But most people in Hong Kong did not celebrate. For them, this day marked the loss of their freedoms and democratic institutions. Since 1997, July 1 has been the high point of a series of annual protests and rallies celebrating Hong Kong’s once-flourishing civil society. But not this year… This July 1, propaganda banners celebrating the CCP’s 100-year anniversary stood where pro-democracy signs would otherwise have been. This year, the streets were filled with police, not celebrators…

The lesson of the last century was that appeasing aggressive, repressive, expansionist, nationalist, totalitarian dictatorships is more dangerous than confronting them. This July 1 is a stark reminder that we should believe Xi Jinping when he threatens to attack and undermine freedom and democracy — and then we must do more to push back, in Hong Kong, in Taiwan and in our own country.

Josh Rogin, Washington Post ($ or try incognito)

Sprinkles from the Right

⏰🚀 Ready, Set, Go: These opinions take 1.55 minutes to read.

China’s economic liberalization and integration into the international order did not —as many expected — result in its political liberalization or its development into a responsible international actor.

Rather, its economic successes have only allowed the Chinese Communist Party (CCP) to tighten its authoritarian grip at home and flex its muscles abroad.

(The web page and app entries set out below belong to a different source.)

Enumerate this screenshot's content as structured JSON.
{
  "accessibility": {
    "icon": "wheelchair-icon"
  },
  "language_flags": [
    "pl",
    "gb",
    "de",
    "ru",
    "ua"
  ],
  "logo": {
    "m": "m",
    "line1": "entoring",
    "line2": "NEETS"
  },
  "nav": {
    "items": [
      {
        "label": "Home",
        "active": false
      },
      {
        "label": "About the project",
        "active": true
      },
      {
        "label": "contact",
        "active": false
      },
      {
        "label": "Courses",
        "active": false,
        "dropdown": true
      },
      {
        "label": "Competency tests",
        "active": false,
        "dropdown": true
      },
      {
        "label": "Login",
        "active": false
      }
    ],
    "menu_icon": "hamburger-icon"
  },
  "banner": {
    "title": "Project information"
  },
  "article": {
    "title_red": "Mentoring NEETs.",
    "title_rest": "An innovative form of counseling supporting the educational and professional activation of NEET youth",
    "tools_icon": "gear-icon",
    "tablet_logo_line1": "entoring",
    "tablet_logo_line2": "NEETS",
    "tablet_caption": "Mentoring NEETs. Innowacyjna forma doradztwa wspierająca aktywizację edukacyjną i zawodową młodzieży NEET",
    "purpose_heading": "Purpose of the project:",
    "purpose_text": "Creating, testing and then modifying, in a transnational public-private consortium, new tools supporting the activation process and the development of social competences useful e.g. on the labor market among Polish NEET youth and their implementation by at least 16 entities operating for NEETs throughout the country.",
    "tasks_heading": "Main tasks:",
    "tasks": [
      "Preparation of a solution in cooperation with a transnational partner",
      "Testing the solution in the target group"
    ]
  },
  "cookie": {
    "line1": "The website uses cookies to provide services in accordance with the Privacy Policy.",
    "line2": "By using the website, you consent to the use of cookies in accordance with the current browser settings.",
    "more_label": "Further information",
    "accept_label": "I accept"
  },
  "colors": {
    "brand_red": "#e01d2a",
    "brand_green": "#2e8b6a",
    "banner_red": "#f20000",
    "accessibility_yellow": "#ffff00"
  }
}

With hindsight, most observers today recognize that treating liberalization theory as an inevitability was a mistake, and one that led to a series of additional errors.

And yet, now that China has arrived as a great power… many, including the powers-that-be in the Biden administration, seem intent on repeating those same mistakes… They are acting on [a] pernicious premise: that the fundamental character of the CCP can and should be set aside at times so that the United States can work with the country on discrete issues…

That the character of the regime is inseparable from its motivations and behaviors as it pertains to particular issues should also be made readily apparent by the CCP’s response to the coronavirus pandemic…

It’s difficult to say how many lives might have been saved had the Chinese government put the truth in front of what it deemed its immediate, short-term interests throughout this crisis, but it didn’t because it is incapable of doing so. Ruthlessly pursuing its own short-term interests is an immutable part of the CCP’s nature…

By failing to reckon with the fact that the Chinese regime’s character — as well as its domestic and geopolitical objectives — are indivisible from its approach to any given issue, the Biden administration is empowering it to achieve those objectives. It is incumbent upon the president and his diplomatic corps to identify these spheres — the environment, coronavirus, sports, etc. — as battlegrounds, and engage on them.

Isaac Schorr, National Review

Today’s China under President Xi Jinping is more assertive abroad than it has been in a couple of decades, and economically more successful at home than many might have thought possible. Mr. Xi and the party may even be making some headway on several economic problems that vexed his predecessors…

And yet. Several challenges are emerging that will test anew the capacity of Mr. Xi and the party to plow through political and economic difficulties. None of these problems doom the regime to an imminent demise, but they’re good reasons to resist the common assumption that party rule will endure forever…

One concerns the distribution of the gains from economic growth… The other wild card is the rapidly changing international attitude toward Beijing…

After 40 years of sustained economic growth, four years of President Trump and 16 months of Covid-19, global patience is wearing thin.

Joseph C. Sternberg, WSJ